An automated SIEM applies automation to each step of the threat detection process; the process of detecting a threat begins by receiving a trigger action. The next step is to create context and enrich data by automatically extracting the indicator that is associated with the alert. After the trigger and the contextualization/enrichment, there has to be a decision for how to respond, which can be manual or automated. In a conventional SIEM, remediation actions will not go further without a human response.
However, an automated SIEM allows you to respond and remediate without human intervention; in this case, SIEM has to be taught to follow a corresponding remediation path once a condition is met. This remediation action varies based on the level of maturity an organization has; for example, the response could be issuing a ticket, or automatically disabling a suspicious user. During these steps, certain measures must be taken which can be done automatically and without any human involvement in the process.
Mitigating Threat Detection Challenges
AI and ML can help security analysts implement use cases within a SIEM system; thus, assess the alerts, prioritize them, and automatically manage a large chunk of the workload and as a result, eliminate alert fatigue from the landscape of threat detection challenges. SIEM use cases make sense of all the large volumes of data by examining log data for patterns and identify the ones that could indicate a cyberattack, then correlate event information between devices to detect potentially anomalous activity, and finally, issue alerts accordingly.

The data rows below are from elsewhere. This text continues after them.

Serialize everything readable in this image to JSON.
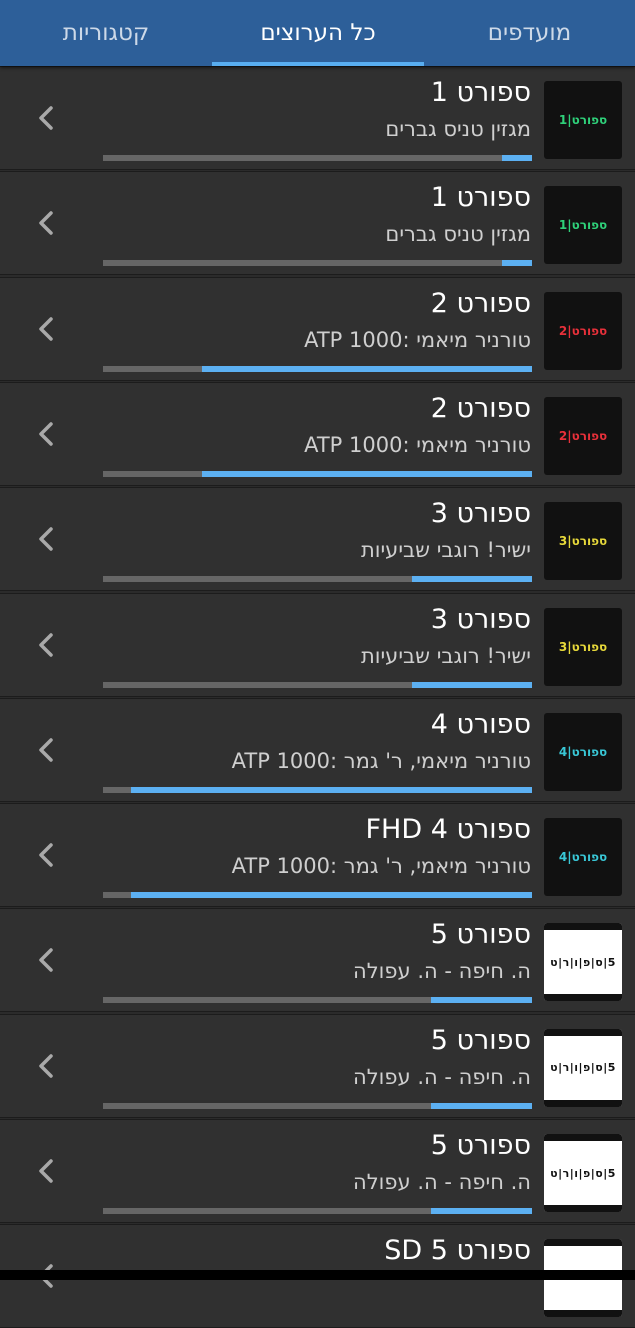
{
  "tabs": [
    {
      "label": "מועדפים",
      "active": false
    },
    {
      "label": "כל הערוצים",
      "active": true
    },
    {
      "label": "קטגוריות",
      "active": false
    }
  ],
  "colors": {
    "tabbar": "#2d5f99",
    "indicator": "#58adf0",
    "progress_fill": "#5cb0f2",
    "progress_track": "#666666",
    "row_bg": "#303030"
  },
  "channels": [
    {
      "title": "ספורט 1",
      "subtitle": "מגזין טניס גברים",
      "progress": 0.07,
      "logo": {
        "text": "ספורט|1",
        "color": "#2fd17a",
        "style": "dark"
      }
    },
    {
      "title": "ספורט 1",
      "subtitle": "מגזין טניס גברים",
      "progress": 0.07,
      "logo": {
        "text": "ספורט|1",
        "color": "#2fd17a",
        "style": "dark"
      }
    },
    {
      "title": "ספורט 2",
      "subtitle": "טורניר מיאמי :ATP 1000",
      "progress": 0.77,
      "logo": {
        "text": "ספורט|2",
        "color": "#e8303a",
        "style": "dark"
      }
    },
    {
      "title": "ספורט 2",
      "subtitle": "טורניר מיאמי :ATP 1000",
      "progress": 0.77,
      "logo": {
        "text": "ספורט|2",
        "color": "#e8303a",
        "style": "dark"
      }
    },
    {
      "title": "ספורט 3",
      "subtitle": "ישיר! רוגבי שביעיות",
      "progress": 0.28,
      "logo": {
        "text": "ספורט|3",
        "color": "#e6d83a",
        "style": "dark"
      }
    },
    {
      "title": "ספורט 3",
      "subtitle": "ישיר! רוגבי שביעיות",
      "progress": 0.28,
      "logo": {
        "text": "ספורט|3",
        "color": "#e6d83a",
        "style": "dark"
      }
    },
    {
      "title": "ספורט 4",
      "subtitle": "טורניר מיאמי, ר' גמר :ATP 1000",
      "progress": 0.935,
      "logo": {
        "text": "ספורט|4",
        "color": "#39c7d6",
        "style": "dark"
      }
    },
    {
      "title": "ספורט FHD 4",
      "subtitle": "טורניר מיאמי, ר' גמר :ATP 1000",
      "progress": 0.935,
      "logo": {
        "text": "ספורט|4",
        "color": "#39c7d6",
        "style": "dark"
      }
    },
    {
      "title": "ספורט 5",
      "subtitle": "ה. חיפה - ה. עפולה",
      "progress": 0.235,
      "logo": {
        "text": "5|ס|פ|ו|ר|ט",
        "color": "#111111",
        "style": "white"
      }
    },
    {
      "title": "ספורט 5",
      "subtitle": "ה. חיפה - ה. עפולה",
      "progress": 0.235,
      "logo": {
        "text": "5|ס|פ|ו|ר|ט",
        "color": "#111111",
        "style": "white"
      }
    },
    {
      "title": "ספורט 5",
      "subtitle": "ה. חיפה - ה. עפולה",
      "progress": 0.235,
      "logo": {
        "text": "5|ס|פ|ו|ר|ט",
        "color": "#111111",
        "style": "white"
      }
    },
    {
      "title": "ספורט 5 SD",
      "subtitle": "",
      "progress": 0,
      "logo": {
        "text": "",
        "color": "#111111",
        "style": "white"
      }
    }
  ],
  "icons": {
    "row_action": "chevron-left-icon"
  }
}
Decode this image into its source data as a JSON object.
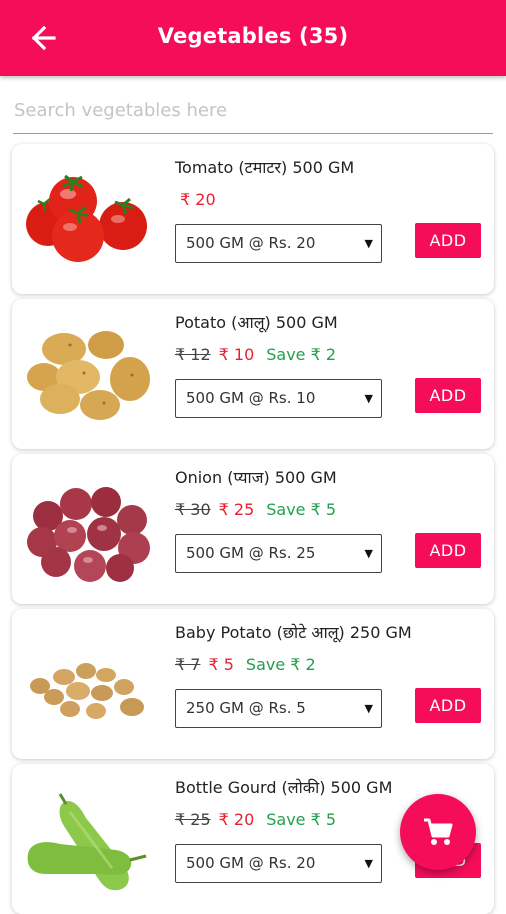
{
  "appbar": {
    "title": "Vegetables (35)",
    "color": "#f50d5a"
  },
  "search": {
    "placeholder": "Search vegetables here",
    "value": ""
  },
  "products": [
    {
      "name": "Tomato (टमाटर) 500 GM",
      "old_price": "",
      "price": "₹ 20",
      "save": "",
      "option": "500 GM @ Rs. 20",
      "add_label": "ADD",
      "image_icon": "tomato-image"
    },
    {
      "name": "Potato (आलू) 500 GM",
      "old_price": "₹ 12",
      "price": "₹ 10",
      "save": "Save ₹ 2",
      "option": "500 GM @ Rs. 10",
      "add_label": "ADD",
      "image_icon": "potato-image"
    },
    {
      "name": "Onion (प्याज) 500 GM",
      "old_price": "₹ 30",
      "price": "₹ 25",
      "save": "Save ₹ 5",
      "option": "500 GM @ Rs. 25",
      "add_label": "ADD",
      "image_icon": "onion-image"
    },
    {
      "name": "Baby Potato (छोटे आलू) 250 GM",
      "old_price": "₹ 7",
      "price": "₹ 5",
      "save": "Save ₹ 2",
      "option": "250 GM @ Rs. 5",
      "add_label": "ADD",
      "image_icon": "baby-potato-image"
    },
    {
      "name": "Bottle Gourd (लोकी) 500 GM",
      "old_price": "₹ 25",
      "price": "₹ 20",
      "save": "Save ₹ 5",
      "option": "500 GM @ Rs. 20",
      "add_label": "ADD",
      "image_icon": "bottle-gourd-image"
    }
  ],
  "fab": {
    "icon": "cart-icon"
  },
  "colors": {
    "accent": "#f50d5a",
    "price_red": "#e8202f",
    "save_green": "#22a04a"
  }
}
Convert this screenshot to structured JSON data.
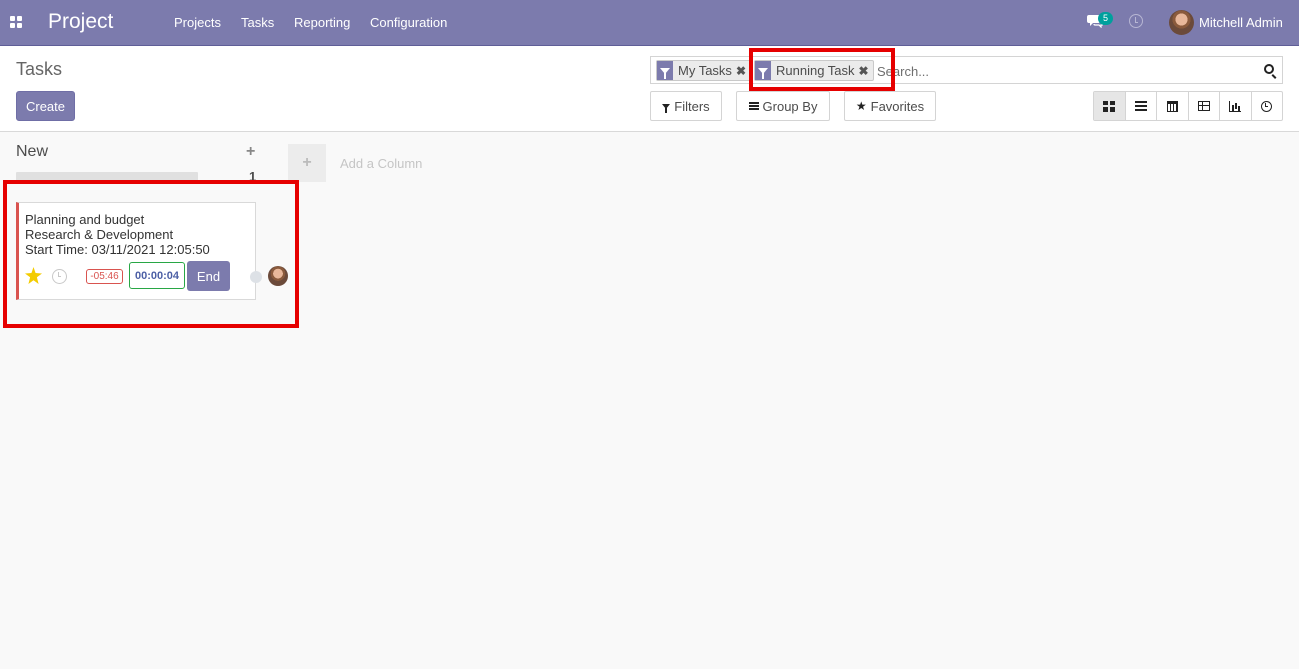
{
  "navbar": {
    "app_name": "Project",
    "menu": [
      "Projects",
      "Tasks",
      "Reporting",
      "Configuration"
    ],
    "messages_count": "5",
    "user_name": "Mitchell Admin"
  },
  "control_panel": {
    "breadcrumb": "Tasks",
    "create_label": "Create",
    "search": {
      "facets": [
        "My Tasks",
        "Running Task"
      ],
      "placeholder": "Search..."
    },
    "filters_label": "Filters",
    "group_by_label": "Group By",
    "favorites_label": "Favorites",
    "views": [
      "kanban-icon",
      "list-icon",
      "calendar-icon",
      "pivot-icon",
      "graph-icon",
      "activity-icon"
    ]
  },
  "kanban": {
    "column": {
      "title": "New",
      "count": "1",
      "add_symbol": "+"
    },
    "add_column_label": "Add a Column",
    "add_column_symbol": "+",
    "card": {
      "task_name": "Planning and budget",
      "project": "Research & Development",
      "start_time": "Start Time: 03/11/2021 12:05:50",
      "deadline": "-05:46",
      "timer": "00:00:04",
      "end_label": "End",
      "priority_starred": true
    }
  },
  "colors": {
    "navbar": "#7c7bad",
    "highlight": "#e60000",
    "timer_border": "#28a745",
    "deadline": "#d9534f"
  }
}
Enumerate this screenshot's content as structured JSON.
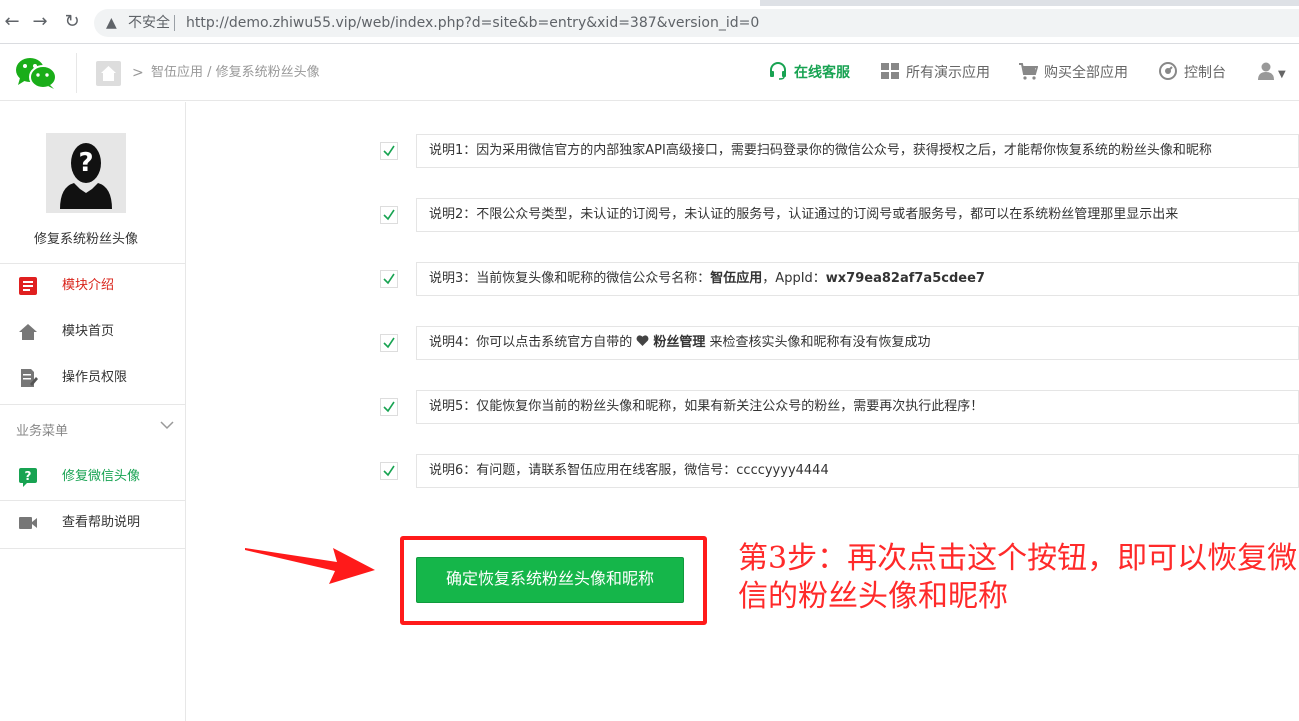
{
  "browser": {
    "security_label": "不安全",
    "url": "http://demo.zhiwu55.vip/web/index.php?d=site&b=entry&xid=387&version_id=0"
  },
  "header": {
    "breadcrumb": "智伍应用 / 修复系统粉丝头像",
    "nav": [
      {
        "label": "在线客服",
        "icon": "headset-icon"
      },
      {
        "label": "所有演示应用",
        "icon": "grid-icon"
      },
      {
        "label": "购买全部应用",
        "icon": "cart-icon"
      },
      {
        "label": "控制台",
        "icon": "dashboard-icon"
      }
    ]
  },
  "sidebar": {
    "module_name": "修复系统粉丝头像",
    "items": [
      {
        "label": "模块介绍",
        "icon": "document-red-icon"
      },
      {
        "label": "模块首页",
        "icon": "home-icon"
      },
      {
        "label": "操作员权限",
        "icon": "edit-doc-icon"
      }
    ],
    "section_title": "业务菜单",
    "section_items": [
      {
        "label": "修复微信头像",
        "icon": "question-green-icon"
      },
      {
        "label": "查看帮助说明",
        "icon": "video-icon"
      }
    ]
  },
  "notes": [
    {
      "text": "说明1：因为采用微信官方的内部独家API高级接口，需要扫码登录你的微信公众号，获得授权之后，才能帮你恢复系统的粉丝头像和昵称"
    },
    {
      "text": "说明2：不限公众号类型，未认证的订阅号，未认证的服务号，认证通过的订阅号或者服务号，都可以在系统粉丝管理那里显示出来"
    },
    {
      "prefix": "说明3：当前恢复头像和昵称的微信公众号名称：",
      "bold1": "智伍应用",
      "mid": "，AppId：",
      "bold2": "wx79ea82af7a5cdee7"
    },
    {
      "prefix": "说明4：你可以点击系统官方自带的 ",
      "bold1": "粉丝管理",
      "suffix": " 来检查核实头像和昵称有没有恢复成功"
    },
    {
      "text": "说明5：仅能恢复你当前的粉丝头像和昵称，如果有新关注公众号的粉丝，需要再次执行此程序！"
    },
    {
      "text": "说明6：有问题，请联系智伍应用在线客服，微信号：ccccyyyy4444"
    }
  ],
  "confirm_button": "确定恢复系统粉丝头像和昵称",
  "annotation": "第3步：再次点击这个按钮，即可以恢复微信的粉丝头像和昵称",
  "colors": {
    "green": "#15b64a",
    "red": "#ff2a2a"
  }
}
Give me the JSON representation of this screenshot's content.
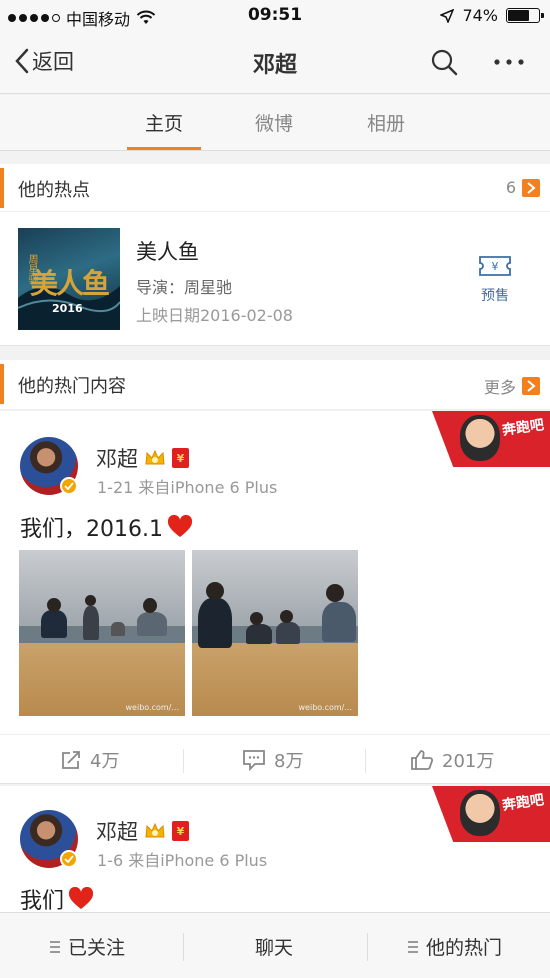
{
  "status_bar": {
    "carrier": "中国移动",
    "time": "09:51",
    "battery_percent": "74%",
    "battery_level": 0.74,
    "icons": [
      "signal-dots-icon",
      "wifi-icon",
      "location-arrow-icon",
      "battery-icon"
    ]
  },
  "nav": {
    "back_label": "返回",
    "title": "邓超",
    "icons": [
      "back-chevron-icon",
      "search-icon",
      "more-icon"
    ]
  },
  "tabs": [
    {
      "label": "主页",
      "active": true
    },
    {
      "label": "微博",
      "active": false
    },
    {
      "label": "相册",
      "active": false
    }
  ],
  "accent_color": "#f08020",
  "hot_section": {
    "title": "他的热点",
    "count": "6",
    "card": {
      "poster_title": "美人鱼",
      "poster_small_text": "周星驰",
      "poster_year": "2016",
      "title": "美人鱼",
      "director": "导演：周星驰",
      "release_date": "上映日期2016-02-08",
      "presale_label": "预售",
      "presale_icon": "ticket-icon"
    }
  },
  "hot_content": {
    "title": "他的热门内容",
    "more_label": "更多",
    "banner_text": "奔跑吧",
    "posts": [
      {
        "author": "邓超",
        "meta": "1-21  来自iPhone 6 Plus",
        "text": "我们，2016.1",
        "watermark": "weibo.com/..."
      },
      {
        "author": "邓超",
        "meta": "1-6  来自iPhone 6 Plus",
        "text": "我们"
      }
    ],
    "actions": {
      "repost": "4万",
      "comment": "8万",
      "like": "201万"
    }
  },
  "bottom_bar": {
    "follow_label": "已关注",
    "chat_label": "聊天",
    "hot_label": "他的热门"
  }
}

It is noteworthy to say that alongside SIEM, Security Orchestration, Automation and Response (SOAR) technologies can also help analysts with the automation of threat detection and remediation. SOAR platforms automate and accelerate time-intensive, manual processes by conducting comprehensive data collecting and aggregating vast amounts of security data and alerts from a wide range of sources.
Using real-time machine learning, SIEM can meet the visibility and time management challenges when detecting threats; SIEM can provide continuous data analytics and ongoing assessments of the security posture and compliance. Additionally, it can surface relevant threats in minutes, compared to the hours or days that took to detect when previously analyzed by human security analysts. SIEM automation is able to reduce Mean-Time-To-Identify (MTTI) — the amount of time it takes to discover a potential security incident – by implementing proactive threat detection — rather than reactive.
Machine Learning in Automation
SIEM powered by machine learning can combine various data sets across complex environments; then, take it a step further by applying correlation, enrichment, and attribution to the data to turn it into actionable information. Furthermore, it is able to generate early and reliable detections with attack and behavioral analytics. Automated SIEM allows contextualized data for in-depth investigations that help security teams respond faster and better.
Machine learning in SIEM can also provide threat analytics and create alerts of risk in real-time. Another highlight of machine learning is its ability to use algorithms to predict future data from previous patterns. Furthermore, machine learning is capable of classifying data that has not been recognized before. Clustering capabilities — especially valuable in forensic analysis — can identify unknown values and group them together based on detected similarities.
In incident response, machine learning can provide suggestions based on previous incident response measures to facilitate future actions.
More and more organizations are keeping up with the constantly changing threat landscape by applying automation to remove redundant manual processes, advance response, and accelerate operations.
SIEM Automation in Threat Hunting and Threat Response
SIEM provides the data required to remediate threats to an incident response system; however, SIEM is not a response tool. Integrating automation into SIEM allows security teams to focus more on value-added activities, such as threat hunting and threat prevention, given the fact that the less duration cyber attackers spend operating within your infrastructure, the less damage they can cause.